J Sports Sci. 2011 Jan;29(2):133-8. doi: 10.1080/02640414.2010.525519.


In this study, we determined the specificity of a low frequency taekwondo training programme on physical fitness levels in adolescent females who receive limited physical education instruction (i.e. 2 days per week). Major components of physical fitness assessed were: skeletal muscle fitness (hand grip strength, bent arm hang, standing long jump, and isokinetic strength), flexibility (sit-and-reach test), speed and agility (10 × 5-m shuttle run), and cardiovascular fitness (VO(2max) and 20-m shuttle run). Changes in body composition were also assessed (dual X-ray absorptiometry, DXA). Participants were divided into two groups, a taekwondo training group (n = 21), which trained 50 min a day, 2 days per week for 12 weeks, and a control group (n = 10). Taekwondo training improved isokinetic strength, standing long jump, and sit-and-reach performance. Body fat mass and percent body fat were reduced. No changes in grip strength, bent arm hang time, speed and agility, or cardiorespiratory fitness were observed. Results indicate that low frequency taekwondo training in adolescent females produces beneficial changes in skeletal muscle fitness, flexibility, and body composition in a relatively short period of time. Consequently, this specific type of training can be useful to female adolescents in structured school environments where physical education classes are limited and there is little free time for physical activity.

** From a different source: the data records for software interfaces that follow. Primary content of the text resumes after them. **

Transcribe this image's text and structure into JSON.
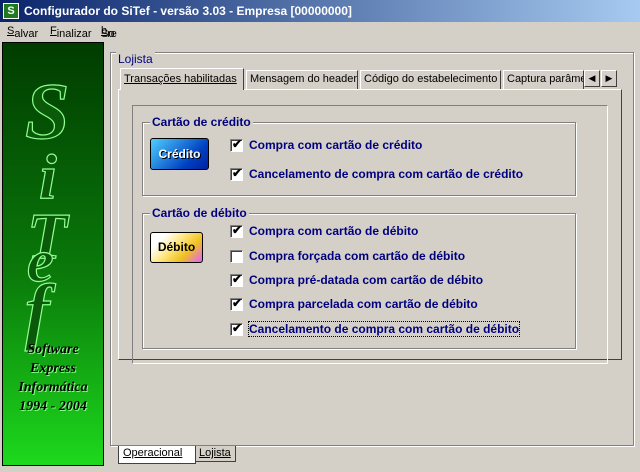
{
  "window": {
    "icon_glyph": "S",
    "title": "Configurador do SiTef - versão 3.03 - Empresa [00000000]"
  },
  "menu": {
    "items": [
      {
        "pre": "",
        "u": "S",
        "post": "alvar"
      },
      {
        "pre": "",
        "u": "F",
        "post": "inalizar"
      },
      {
        "pre": "So",
        "u": "b",
        "post": "re"
      }
    ]
  },
  "sidebar": {
    "logo_letters": [
      "S",
      "i",
      "T",
      "e",
      "f"
    ],
    "brand_lines": [
      "Software",
      "Express",
      "Informática",
      "1994 - 2004"
    ],
    "colors": {
      "top": "#003c00",
      "bottom": "#1dd91d"
    }
  },
  "lojista": {
    "frame_label": "Lojista",
    "tabs": [
      "Transações habilitadas",
      "Mensagem do header",
      "Código do estabelecimento",
      "Captura parâmetros"
    ],
    "scroll_left_icon": "left-arrow-icon",
    "scroll_right_icon": "right-arrow-icon",
    "scroll_left_glyph": "◀",
    "scroll_right_glyph": "▶"
  },
  "credit": {
    "label": "Cartão de crédito",
    "card_text": "Crédito",
    "options": [
      {
        "label": "Compra com cartão de crédito",
        "checked": true
      },
      {
        "label": "Cancelamento de compra com cartão de crédito",
        "checked": true
      }
    ]
  },
  "debit": {
    "label": "Cartão de débito",
    "card_text": "Débito",
    "options": [
      {
        "label": "Compra com cartão de débito",
        "checked": true
      },
      {
        "label": "Compra forçada com cartão de débito",
        "checked": false
      },
      {
        "label": "Compra pré-datada com cartão de débito",
        "checked": true
      },
      {
        "label": "Compra parcelada com cartão de débito",
        "checked": true
      },
      {
        "label": "Cancelamento de compra com cartão de débito",
        "checked": true
      }
    ]
  },
  "bottom_tabs": [
    "Operacional",
    "Lojista"
  ],
  "check_glyph": "✔"
}
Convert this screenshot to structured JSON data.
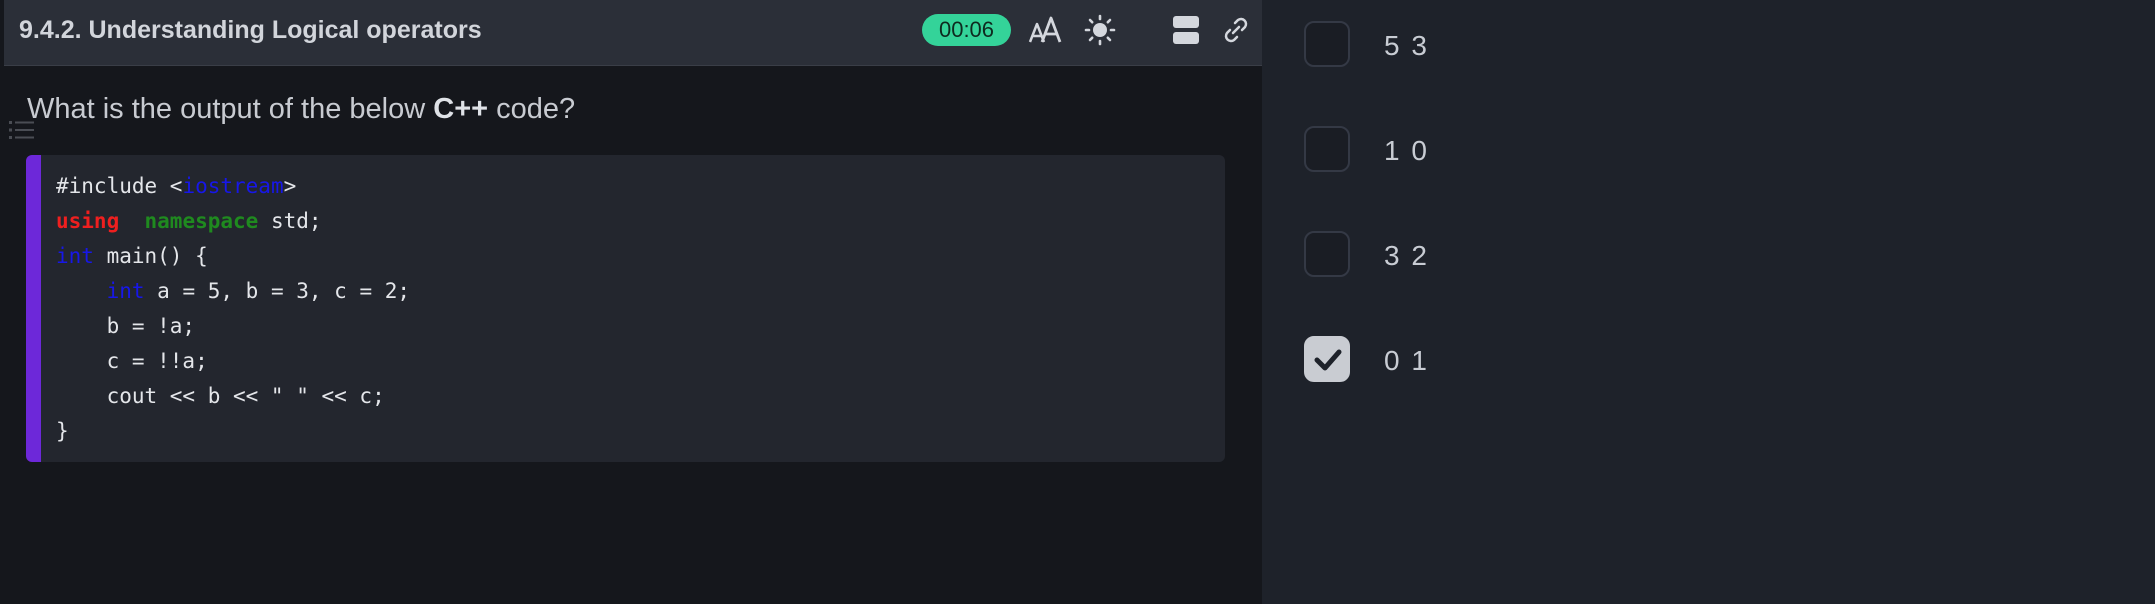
{
  "header": {
    "title": "9.4.2. Understanding Logical operators",
    "timer": "00:06"
  },
  "question": {
    "prefix": "What is the output of the below ",
    "emphasis": "C++",
    "suffix": " code?"
  },
  "code": {
    "line1_a": "#include <",
    "line1_b": "iostream",
    "line1_c": ">",
    "line2_a": "using",
    "line2_b": "namespace",
    "line2_c": " std;",
    "line3_a": "int",
    "line3_b": " main() {",
    "line4_indent": "    ",
    "line4_a": "int",
    "line4_b": " a = 5, b = 3, c = 2;",
    "line5": "    b = !a;",
    "line6": "    c = !!a;",
    "line7": "    cout << b << \" \" << c;",
    "line8": "}"
  },
  "options": [
    {
      "label": "5 3",
      "checked": false
    },
    {
      "label": "1 0",
      "checked": false
    },
    {
      "label": "3 2",
      "checked": false
    },
    {
      "label": "0 1",
      "checked": true
    }
  ],
  "colors": {
    "accent_bar": "#6d28d9",
    "timer_bg": "#34d399",
    "keyword_red": "#ef1f1f",
    "keyword_green": "#1f8a1f",
    "keyword_blue": "#1717e8"
  },
  "icons": {
    "font_size": "font-size-icon",
    "theme": "sun-icon",
    "layout": "layout-icon",
    "link": "link-icon",
    "sidebar": "list-icon",
    "check": "check-icon"
  }
}
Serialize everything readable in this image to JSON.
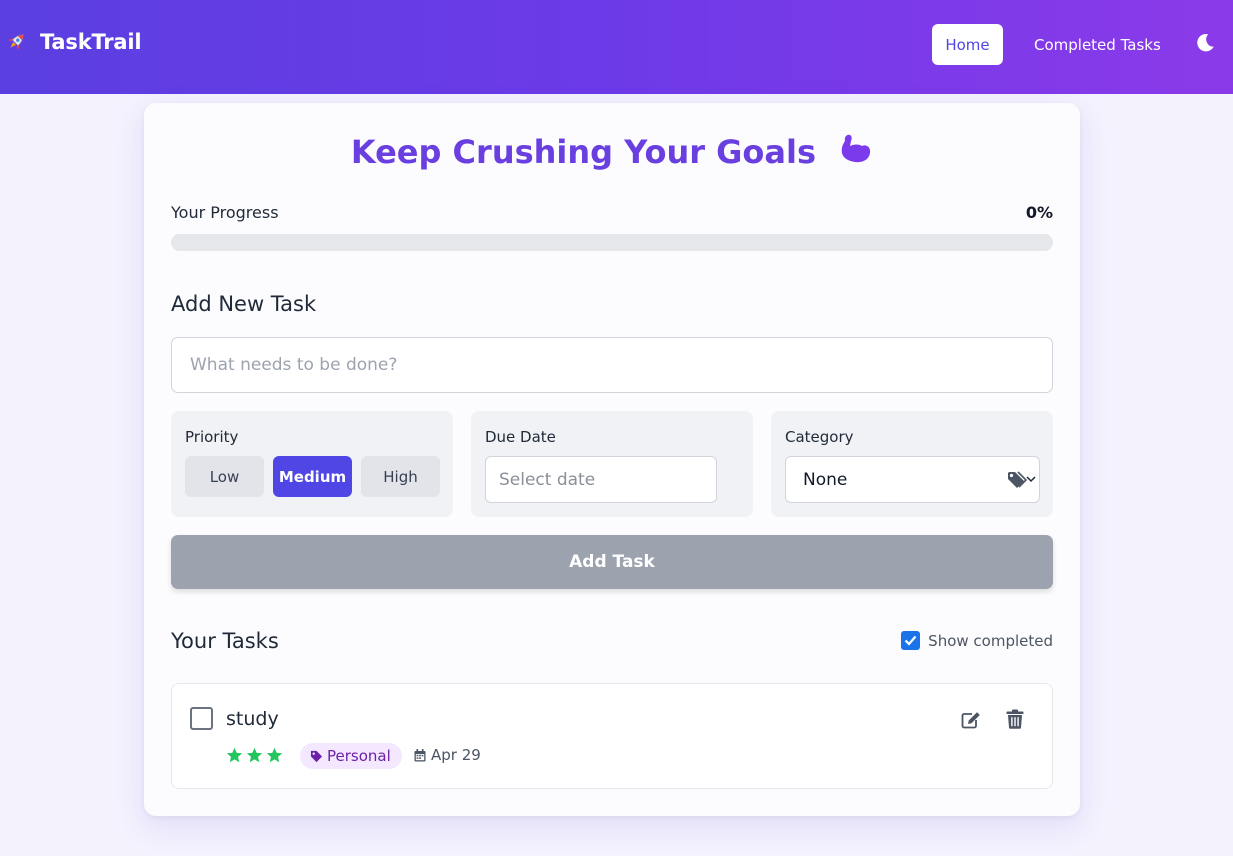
{
  "app": {
    "name": "TaskTrail"
  },
  "nav": {
    "home": "Home",
    "completed": "Completed Tasks"
  },
  "headline": "Keep Crushing Your Goals",
  "progress": {
    "label": "Your Progress",
    "value_text": "0%",
    "fraction": 0
  },
  "add_task": {
    "title": "Add New Task",
    "placeholder": "What needs to be done?",
    "priority_label": "Priority",
    "priorities": [
      "Low",
      "Medium",
      "High"
    ],
    "selected_priority": "Medium",
    "due_label": "Due Date",
    "due_placeholder": "Select date",
    "category_label": "Category",
    "category_value": "None",
    "button": "Add Task"
  },
  "tasks": {
    "title": "Your Tasks",
    "show_completed_label": "Show completed",
    "show_completed": true,
    "items": [
      {
        "name": "study",
        "done": false,
        "stars": 3,
        "tag": "Personal",
        "due": "Apr 29"
      }
    ]
  },
  "colors": {
    "accent": "#4f46e5",
    "header_gradient_start": "#5b3fe0",
    "header_gradient_end": "#8b3ae9",
    "headline": "#6a3fe0",
    "star": "#22c55e",
    "tag_bg": "#f3e8ff",
    "tag_text": "#6b21a8",
    "button_disabled": "#9ca3af"
  },
  "icons": {
    "brand": "rocket-icon",
    "theme": "moon-icon",
    "headline": "flexed-biceps-icon",
    "category": "tag-icon",
    "due": "calendar-icon",
    "edit": "edit-icon",
    "delete": "trash-icon"
  }
}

Publication types

  • Controlled Clinical Trial

MeSH terms

  • Absorptiometry, Photon
  • Adipose Tissue*
  • Adolescent
  • Body Composition*
  • Cardiovascular System
  • Female
  • Humans
  • Martial Arts / physiology*
  • Movement
  • Muscle Strength*
  • Muscle Stretching Exercises
  • Muscle, Skeletal / physiology*
  • Oxygen Consumption
  • Physical Education and Training
  • Physical Fitness / physiology*
  • Range of Motion, Articular*